ARLINGTON, Texas — The stunner happened early.
With the quarterback-starved Browns widely expected to take either USC’s Sam Darnold or Wyoming’s Josh Allen with the first overall pick in the NFL Draft, they instead went with the most controversial player on the board: Oklahoma quarterback Baker Mayfield.
Though Mayfield is not even 6-1, played in a spread offense, was arrested in February 2017 and taunted opponents last season with some questionable antics, the Browns have staked their future on the reigning Heisman Trophy winner.
“In doing all of our research with Baker Mayfield, he has earned it. From high school to college, he has earned it,” Browns general manager John Dorsey said. “I have no qualms whatsoever about him as a man or as a football player.”
Mayfield threw 43 touchdown passes and only six interceptions last year in leading the Sooners to a 12-2 record. He made the team in 2015 as a walk-on a year after walking on at Texas Tech in 2014.
Although Mayfield was arrested and charged with public intoxication, disorderly conduct, fleeing and resisting arrest, Dorsey said he isn’t worried about any character issues. Mayfield reached a plea deal in June and did not serve any jail time.
“For the Cleveland Browns, he was the best available player,” Dorsey said. “I felt this was the best fit for this organization moving forward.”
Mayfield was the first of four QBs taken among the first 10 picks, a modern-era record.

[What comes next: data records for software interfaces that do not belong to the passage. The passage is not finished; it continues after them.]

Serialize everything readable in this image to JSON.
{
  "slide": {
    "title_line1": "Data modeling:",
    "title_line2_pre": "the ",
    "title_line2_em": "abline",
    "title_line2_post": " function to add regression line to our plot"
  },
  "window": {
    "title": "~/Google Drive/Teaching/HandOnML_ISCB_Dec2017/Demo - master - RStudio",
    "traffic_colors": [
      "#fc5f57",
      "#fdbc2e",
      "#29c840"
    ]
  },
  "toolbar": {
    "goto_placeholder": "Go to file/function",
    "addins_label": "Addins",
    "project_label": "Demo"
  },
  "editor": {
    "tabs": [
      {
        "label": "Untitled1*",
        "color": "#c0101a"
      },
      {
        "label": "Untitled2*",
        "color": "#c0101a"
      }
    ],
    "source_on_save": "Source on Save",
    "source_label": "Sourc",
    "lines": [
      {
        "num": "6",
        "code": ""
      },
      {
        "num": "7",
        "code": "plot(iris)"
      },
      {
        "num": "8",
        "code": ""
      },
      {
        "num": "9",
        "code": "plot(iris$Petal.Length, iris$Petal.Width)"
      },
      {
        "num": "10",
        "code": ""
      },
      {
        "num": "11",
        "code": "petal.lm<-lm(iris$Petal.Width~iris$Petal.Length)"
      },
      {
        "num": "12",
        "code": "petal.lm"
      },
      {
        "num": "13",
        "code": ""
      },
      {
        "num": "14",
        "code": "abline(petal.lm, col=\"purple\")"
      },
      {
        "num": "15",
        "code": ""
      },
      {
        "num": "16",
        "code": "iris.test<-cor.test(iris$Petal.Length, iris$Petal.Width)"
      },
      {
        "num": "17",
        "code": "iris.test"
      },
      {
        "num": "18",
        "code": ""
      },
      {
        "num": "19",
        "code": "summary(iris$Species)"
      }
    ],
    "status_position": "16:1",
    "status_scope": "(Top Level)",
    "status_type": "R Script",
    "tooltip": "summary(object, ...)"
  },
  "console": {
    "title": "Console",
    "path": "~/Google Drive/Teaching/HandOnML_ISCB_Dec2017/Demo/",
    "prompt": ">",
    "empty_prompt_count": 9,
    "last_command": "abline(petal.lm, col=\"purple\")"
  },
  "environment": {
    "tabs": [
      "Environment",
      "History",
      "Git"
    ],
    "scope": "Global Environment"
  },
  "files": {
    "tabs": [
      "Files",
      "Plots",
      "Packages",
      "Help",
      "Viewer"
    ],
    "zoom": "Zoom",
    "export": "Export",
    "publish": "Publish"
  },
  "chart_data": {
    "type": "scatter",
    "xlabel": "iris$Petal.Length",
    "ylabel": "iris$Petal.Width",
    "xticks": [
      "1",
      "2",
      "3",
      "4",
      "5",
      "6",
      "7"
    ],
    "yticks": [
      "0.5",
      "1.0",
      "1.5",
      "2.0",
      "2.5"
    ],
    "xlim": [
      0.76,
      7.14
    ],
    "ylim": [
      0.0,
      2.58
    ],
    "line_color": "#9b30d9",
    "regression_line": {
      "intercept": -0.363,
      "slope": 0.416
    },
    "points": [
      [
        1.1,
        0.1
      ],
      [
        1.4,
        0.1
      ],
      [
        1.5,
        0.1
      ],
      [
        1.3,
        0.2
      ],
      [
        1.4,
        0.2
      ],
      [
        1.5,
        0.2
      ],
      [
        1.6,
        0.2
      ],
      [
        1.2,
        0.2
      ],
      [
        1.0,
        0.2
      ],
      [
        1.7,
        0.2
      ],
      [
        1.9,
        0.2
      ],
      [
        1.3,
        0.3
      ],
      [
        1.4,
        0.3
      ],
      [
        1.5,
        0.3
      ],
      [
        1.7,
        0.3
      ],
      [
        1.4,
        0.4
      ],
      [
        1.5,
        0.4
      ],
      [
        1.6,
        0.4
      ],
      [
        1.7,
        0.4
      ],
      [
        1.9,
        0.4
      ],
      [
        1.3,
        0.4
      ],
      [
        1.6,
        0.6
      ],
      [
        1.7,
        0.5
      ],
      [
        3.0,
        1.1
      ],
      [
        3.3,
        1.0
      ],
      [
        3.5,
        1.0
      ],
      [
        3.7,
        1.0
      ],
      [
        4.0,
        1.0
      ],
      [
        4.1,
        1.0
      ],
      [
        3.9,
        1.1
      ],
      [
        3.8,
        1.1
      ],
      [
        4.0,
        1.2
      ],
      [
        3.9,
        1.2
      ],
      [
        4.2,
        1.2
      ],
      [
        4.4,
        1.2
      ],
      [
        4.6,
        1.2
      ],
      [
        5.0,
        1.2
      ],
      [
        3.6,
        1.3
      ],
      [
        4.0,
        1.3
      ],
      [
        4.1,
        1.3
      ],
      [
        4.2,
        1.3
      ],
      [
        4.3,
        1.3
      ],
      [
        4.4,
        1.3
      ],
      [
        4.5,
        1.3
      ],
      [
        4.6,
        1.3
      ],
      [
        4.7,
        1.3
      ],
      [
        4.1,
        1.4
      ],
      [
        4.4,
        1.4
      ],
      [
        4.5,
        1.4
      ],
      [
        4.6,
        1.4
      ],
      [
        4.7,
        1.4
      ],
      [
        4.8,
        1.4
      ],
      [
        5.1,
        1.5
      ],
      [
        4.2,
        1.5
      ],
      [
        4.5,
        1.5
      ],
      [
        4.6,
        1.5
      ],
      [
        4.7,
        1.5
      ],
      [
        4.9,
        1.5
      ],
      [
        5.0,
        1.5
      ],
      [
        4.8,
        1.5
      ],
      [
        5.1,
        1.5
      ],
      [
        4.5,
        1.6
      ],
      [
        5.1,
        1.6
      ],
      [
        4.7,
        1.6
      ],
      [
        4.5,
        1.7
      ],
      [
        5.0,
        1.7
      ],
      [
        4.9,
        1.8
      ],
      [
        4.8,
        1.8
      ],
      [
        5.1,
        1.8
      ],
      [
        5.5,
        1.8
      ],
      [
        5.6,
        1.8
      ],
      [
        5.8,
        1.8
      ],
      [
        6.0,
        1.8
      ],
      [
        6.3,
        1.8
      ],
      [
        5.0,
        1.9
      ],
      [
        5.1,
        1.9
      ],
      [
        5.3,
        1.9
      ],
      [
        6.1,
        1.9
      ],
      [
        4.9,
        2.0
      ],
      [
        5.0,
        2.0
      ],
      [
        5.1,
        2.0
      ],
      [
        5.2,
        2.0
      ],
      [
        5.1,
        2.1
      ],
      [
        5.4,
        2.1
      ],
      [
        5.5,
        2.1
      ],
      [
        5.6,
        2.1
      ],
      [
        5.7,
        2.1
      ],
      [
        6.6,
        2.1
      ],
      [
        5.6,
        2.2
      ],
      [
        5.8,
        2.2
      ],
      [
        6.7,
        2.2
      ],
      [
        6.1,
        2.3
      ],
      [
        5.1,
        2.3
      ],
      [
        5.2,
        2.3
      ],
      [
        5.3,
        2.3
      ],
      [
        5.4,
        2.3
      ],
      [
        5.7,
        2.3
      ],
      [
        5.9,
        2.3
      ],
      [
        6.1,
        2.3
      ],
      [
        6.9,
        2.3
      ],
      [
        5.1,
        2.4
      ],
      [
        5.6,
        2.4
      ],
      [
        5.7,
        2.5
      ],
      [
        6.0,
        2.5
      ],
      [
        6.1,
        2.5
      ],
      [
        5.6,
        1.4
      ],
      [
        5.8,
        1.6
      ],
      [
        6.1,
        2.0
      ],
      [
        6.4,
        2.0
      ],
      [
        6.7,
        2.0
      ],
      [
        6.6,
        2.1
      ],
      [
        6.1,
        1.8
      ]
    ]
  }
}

After the Giants selected Penn State running back Saquon Barkley, the Jets took Darnold, considered by many scouts to be the top quarterback in the draft. The Broncos reportedly were in the market for a quarterback at No. 5 but instead went for North Carolina State defensive end Bradley Chubb, who joins All-Pro pass rusher Von Miller.
After the Colts took Notre Dame guard Quenton Nelson with the sixth pick, the Bills traded up with the Bucs from No. 12 to take Wyoming quarterback Josh Allen, who has the strongest arm of any quarterback in this year’s class. He doesn’t come without controversy, though; he has acknowledged that he sent out racially charged tweets in high school.
The Bears took linebacker Roquan Smith at No. 8, followed by the 49ers, who took Notre Dame tackle Mike McGlinchey.
With the Dolphins potentially interested in UCLA’s Josh Rosen at No. 11, the Cardinals traded up with the Raiders at No. 10 to take Rosen. “I thought I should have been picked at one, two or three,” he said. “ . . . I was really, really angry.”
He added, “There were nine mistakes ahead of me.’’
With the top quarterbacks off the board, Miami looked to bolster its secondary by taking highly touted Alabama safety Minkah Fitzpatrick and the Bucs followed with the selection of Washington defensive tackle Vita Vea. The Redskins also went defensive tackle with Alabama’s Da’Ron Payne at 13.
The Saints moved up to Green Bay’s 14th pick, and New Orleans picked up defensive end Marcus Davenport of Texas-San Antonio. Oakland, which had traded down with the Cardinals, took UCLA tackle Kolton Miller.
The Bills then took Virginia Tech linebacker Tremaine Edmunds (whose brother, Virginia Tech safety Terrell Edmunds, was taken by the Steelers with the 28th pick).
The Chargers took Florida State safety Derwin James and the Packers took Louisville cornerback Jaire Alexander. The Cowboys went with linebacker Leighton Vander Esch of Boise State and the Lions took Arkansas center Frank Ragnow to round out the top 20.
Louisville quarterback Lamar Jackson, the 2016 Heisman Trophy winner, was the final pick of the first round, as the Ravens traded with the defending Super Bowl champion Eagles at No. 32.
The Patriots had shown significant interest in Jackson, working him out in Florida and then again at the team’s training complex. But with their second of two first-round picks, they took Georgia running back Sony Michel at 31st overall. Jackson’s selection by Baltimore will put pressure on former first-round pick Joe Flacco, who has struggled since leading the team to the Super Bowl championship after the 2012 season.